§ **PROBLEM DESCRIPTION**
Once the data has been read, restate all of it exactly.

§ **SOURCE DATA**

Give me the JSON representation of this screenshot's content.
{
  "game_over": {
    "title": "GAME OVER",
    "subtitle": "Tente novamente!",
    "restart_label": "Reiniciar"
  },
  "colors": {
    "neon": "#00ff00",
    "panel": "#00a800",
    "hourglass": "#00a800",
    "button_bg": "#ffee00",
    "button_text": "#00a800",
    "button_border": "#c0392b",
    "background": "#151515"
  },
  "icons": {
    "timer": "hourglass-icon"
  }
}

§ **OUTPUT BELOW**
Give me the JSON representation of this screenshot's content.
{
  "game_over": {
    "title": "GAME OVER",
    "subtitle": "Tente novamente!",
    "restart_label": "Reiniciar"
  },
  "colors": {
    "neon": "#00ff00",
    "panel": "#00a800",
    "hourglass": "#00a800",
    "button_bg": "#ffee00",
    "button_text": "#00a800",
    "button_border": "#c0392b",
    "background": "#151515"
  },
  "icons": {
    "timer": "hourglass-icon"
  }
}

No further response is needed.